(To read the article referenced in the article below, titled “Wild Horses of the Flint Hills,” click HERE.)
Paul McGuire is with the BLM based in Oklahoma City. Fourteen-hundred and ninety-three mares were moved–200 a day–on semis beginning in the middle of June.
“The first full-month report we had from the facilitator operator came at the end of July. And it was at that time that we saw numbers on the order of about 47 horses had either died or had to be put down during that time,” said McGuire. “Those are the numbers that, when they came to BLM’s attention, our leadership immediately dispatched a team to look into that and figure out what was going on and halt it.”
But it didn’t stop at 47. The horses continued to die in the corral. Some were too weak to get up and had to be euthanized. These are the same horses that had lived in the Flint Hills pasture for 14 years.
The feed lot in Scott City is a lot that is used to taking care of cattle and some bison, but not horses who are unaccustomed to being penned, traveling in semi-trucks in the summer, or eating from a bunk or trough.

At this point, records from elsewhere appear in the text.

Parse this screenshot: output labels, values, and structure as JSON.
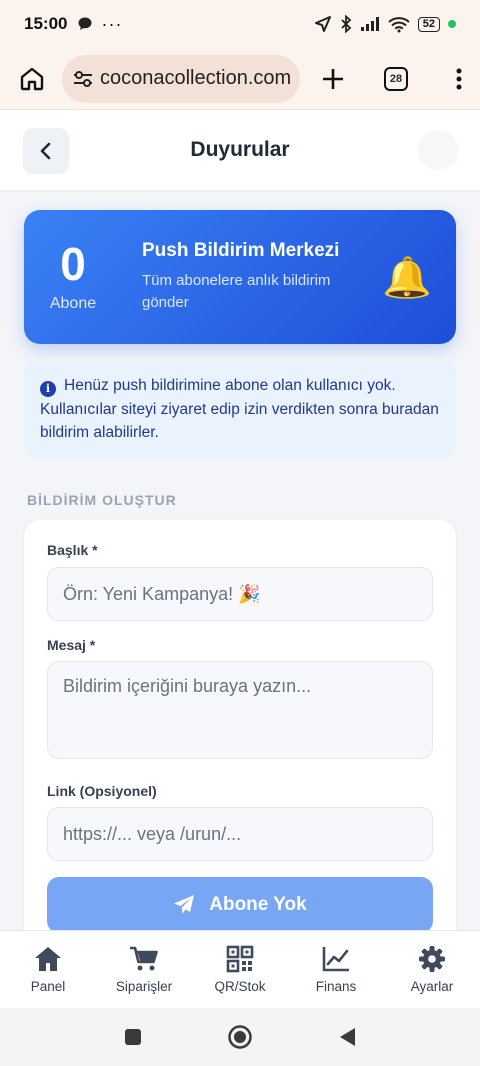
{
  "status_bar": {
    "time": "15:00",
    "battery": "52"
  },
  "browser": {
    "url": "coconacollection.com",
    "tab_count": "28"
  },
  "header": {
    "title": "Duyurular"
  },
  "hero": {
    "subscriber_count": "0",
    "subscriber_label": "Abone",
    "title": "Push Bildirim Merkezi",
    "subtitle": "Tüm abonelere anlık bildirim gönder"
  },
  "info": {
    "text": "Henüz push bildirimine abone olan kullanıcı yok. Kullanıcılar siteyi ziyaret edip izin verdikten sonra buradan bildirim alabilirler."
  },
  "form": {
    "section_label": "BİLDİRİM OLUŞTUR",
    "title_label": "Başlık *",
    "title_placeholder": "Örn: Yeni Kampanya! 🎉",
    "message_label": "Mesaj *",
    "message_placeholder": "Bildirim içeriğini buraya yazın...",
    "link_label": "Link (Opsiyonel)",
    "link_placeholder": "https://... veya /urun/...",
    "submit_label": "Abone Yok"
  },
  "bottom_nav": {
    "items": [
      {
        "label": "Panel",
        "icon": "home-icon"
      },
      {
        "label": "Siparişler",
        "icon": "cart-icon"
      },
      {
        "label": "QR/Stok",
        "icon": "qr-icon"
      },
      {
        "label": "Finans",
        "icon": "chart-line-icon"
      },
      {
        "label": "Ayarlar",
        "icon": "gear-icon"
      }
    ]
  },
  "colors": {
    "accent": "#2563eb",
    "hero_gradient_start": "#3b82f6",
    "hero_gradient_end": "#1d4ed8",
    "info_bg": "#eaf3fd",
    "disabled_button": "#78a6f4"
  }
}
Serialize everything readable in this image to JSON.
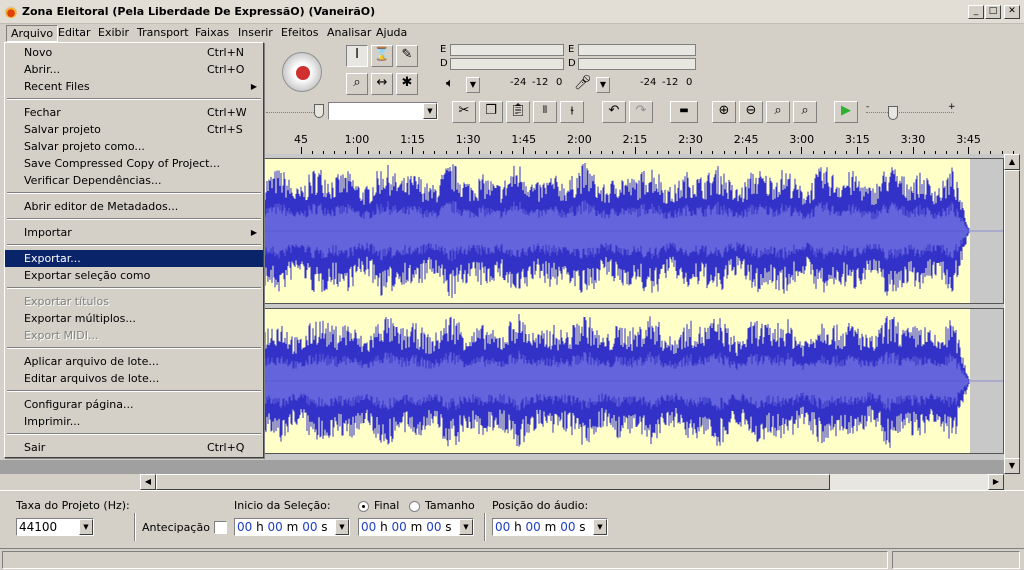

Video of the Scott City feed lot courtesy of BLM.
“In a feed lot, the horses have to push their way to the bunk, and in some cases, compete for space,” said McGuire. “You have situations of dominant horses maybe keeping more timid horses back. And that behavioral dynamic was found to have been what was really at play, or suspected to be what was the cause some of these horses not adapting well to that new environment.”
The inspection team included a vet from the USDA, and though their findings are preliminary, the changes that they made include a different blend and portion of feed. But the shock of relocation and adjustments to the new home were determined to be the causes of death.
Paul McGuire of the Bureau of Land Management says that the situation at the Scott City feed lot has stabilized, and that they are trying to secure pastures for the remaining mares.
The “Wild Horses of the Flint Hills” video was shot by Aileen LeBlanc in February 2014.